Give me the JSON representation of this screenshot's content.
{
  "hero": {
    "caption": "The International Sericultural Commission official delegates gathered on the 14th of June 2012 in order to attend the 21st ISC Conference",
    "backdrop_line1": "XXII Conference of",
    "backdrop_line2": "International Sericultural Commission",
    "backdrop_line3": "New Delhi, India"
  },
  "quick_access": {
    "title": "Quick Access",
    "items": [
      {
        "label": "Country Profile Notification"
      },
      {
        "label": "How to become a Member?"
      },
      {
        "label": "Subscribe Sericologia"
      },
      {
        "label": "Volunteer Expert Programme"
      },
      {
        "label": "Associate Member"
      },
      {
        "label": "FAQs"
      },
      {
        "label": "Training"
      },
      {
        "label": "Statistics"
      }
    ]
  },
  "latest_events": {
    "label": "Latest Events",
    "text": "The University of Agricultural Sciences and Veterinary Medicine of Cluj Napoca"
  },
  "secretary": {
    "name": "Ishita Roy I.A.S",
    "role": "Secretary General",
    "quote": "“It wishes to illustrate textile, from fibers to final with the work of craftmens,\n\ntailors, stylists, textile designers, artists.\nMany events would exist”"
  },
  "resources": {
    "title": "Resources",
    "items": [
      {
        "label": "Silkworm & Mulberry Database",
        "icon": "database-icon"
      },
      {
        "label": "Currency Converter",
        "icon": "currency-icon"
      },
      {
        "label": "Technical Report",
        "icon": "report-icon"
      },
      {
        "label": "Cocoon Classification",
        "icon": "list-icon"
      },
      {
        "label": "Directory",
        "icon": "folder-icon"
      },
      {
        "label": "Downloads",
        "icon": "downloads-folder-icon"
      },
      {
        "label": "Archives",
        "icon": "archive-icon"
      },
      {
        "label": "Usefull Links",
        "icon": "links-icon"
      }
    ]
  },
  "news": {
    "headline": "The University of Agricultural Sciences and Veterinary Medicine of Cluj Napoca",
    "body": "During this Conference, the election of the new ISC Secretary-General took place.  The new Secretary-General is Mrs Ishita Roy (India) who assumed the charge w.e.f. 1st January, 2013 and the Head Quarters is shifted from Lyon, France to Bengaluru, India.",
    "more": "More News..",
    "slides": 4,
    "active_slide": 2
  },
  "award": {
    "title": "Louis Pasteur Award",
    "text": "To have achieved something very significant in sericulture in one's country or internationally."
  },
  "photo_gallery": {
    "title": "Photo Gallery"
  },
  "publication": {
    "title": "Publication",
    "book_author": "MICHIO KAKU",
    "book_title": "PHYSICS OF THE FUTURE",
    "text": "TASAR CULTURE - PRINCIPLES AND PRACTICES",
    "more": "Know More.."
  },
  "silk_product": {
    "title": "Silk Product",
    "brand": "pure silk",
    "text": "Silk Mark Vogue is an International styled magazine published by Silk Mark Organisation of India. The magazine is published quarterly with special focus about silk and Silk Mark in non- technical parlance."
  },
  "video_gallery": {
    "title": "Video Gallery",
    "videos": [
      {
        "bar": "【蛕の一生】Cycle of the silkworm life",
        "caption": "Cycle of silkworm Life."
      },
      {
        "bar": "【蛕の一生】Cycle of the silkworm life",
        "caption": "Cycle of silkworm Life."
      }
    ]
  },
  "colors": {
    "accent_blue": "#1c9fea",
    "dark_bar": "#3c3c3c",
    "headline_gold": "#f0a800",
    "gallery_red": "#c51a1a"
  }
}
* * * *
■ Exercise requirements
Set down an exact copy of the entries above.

■ Exercise answer
Give me the JSON representation of this screenshot's content.
{
  "hero": {
    "caption": "The International Sericultural Commission official delegates gathered on the 14th of June 2012 in order to attend the 21st ISC Conference",
    "backdrop_line1": "XXII Conference of",
    "backdrop_line2": "International Sericultural Commission",
    "backdrop_line3": "New Delhi, India"
  },
  "quick_access": {
    "title": "Quick Access",
    "items": [
      {
        "label": "Country Profile Notification"
      },
      {
        "label": "How to become a Member?"
      },
      {
        "label": "Subscribe Sericologia"
      },
      {
        "label": "Volunteer Expert Programme"
      },
      {
        "label": "Associate Member"
      },
      {
        "label": "FAQs"
      },
      {
        "label": "Training"
      },
      {
        "label": "Statistics"
      }
    ]
  },
  "latest_events": {
    "label": "Latest Events",
    "text": "The University of Agricultural Sciences and Veterinary Medicine of Cluj Napoca"
  },
  "secretary": {
    "name": "Ishita Roy I.A.S",
    "role": "Secretary General",
    "quote": "“It wishes to illustrate textile, from fibers to final with the work of craftmens,\n\ntailors, stylists, textile designers, artists.\nMany events would exist”"
  },
  "resources": {
    "title": "Resources",
    "items": [
      {
        "label": "Silkworm & Mulberry Database",
        "icon": "database-icon"
      },
      {
        "label": "Currency Converter",
        "icon": "currency-icon"
      },
      {
        "label": "Technical Report",
        "icon": "report-icon"
      },
      {
        "label": "Cocoon Classification",
        "icon": "list-icon"
      },
      {
        "label": "Directory",
        "icon": "folder-icon"
      },
      {
        "label": "Downloads",
        "icon": "downloads-folder-icon"
      },
      {
        "label": "Archives",
        "icon": "archive-icon"
      },
      {
        "label": "Usefull Links",
        "icon": "links-icon"
      }
    ]
  },
  "news": {
    "headline": "The University of Agricultural Sciences and Veterinary Medicine of Cluj Napoca",
    "body": "During this Conference, the election of the new ISC Secretary-General took place.  The new Secretary-General is Mrs Ishita Roy (India) who assumed the charge w.e.f. 1st January, 2013 and the Head Quarters is shifted from Lyon, France to Bengaluru, India.",
    "more": "More News..",
    "slides": 4,
    "active_slide": 2
  },
  "award": {
    "title": "Louis Pasteur Award",
    "text": "To have achieved something very significant in sericulture in one's country or internationally."
  },
  "photo_gallery": {
    "title": "Photo Gallery"
  },
  "publication": {
    "title": "Publication",
    "book_author": "MICHIO KAKU",
    "book_title": "PHYSICS OF THE FUTURE",
    "text": "TASAR CULTURE - PRINCIPLES AND PRACTICES",
    "more": "Know More.."
  },
  "silk_product": {
    "title": "Silk Product",
    "brand": "pure silk",
    "text": "Silk Mark Vogue is an International styled magazine published by Silk Mark Organisation of India. The magazine is published quarterly with special focus about silk and Silk Mark in non- technical parlance."
  },
  "video_gallery": {
    "title": "Video Gallery",
    "videos": [
      {
        "bar": "【蛕の一生】Cycle of the silkworm life",
        "caption": "Cycle of silkworm Life."
      },
      {
        "bar": "【蛕の一生】Cycle of the silkworm life",
        "caption": "Cycle of silkworm Life."
      }
    ]
  },
  "colors": {
    "accent_blue": "#1c9fea",
    "dark_bar": "#3c3c3c",
    "headline_gold": "#f0a800",
    "gallery_red": "#c51a1a"
  }
}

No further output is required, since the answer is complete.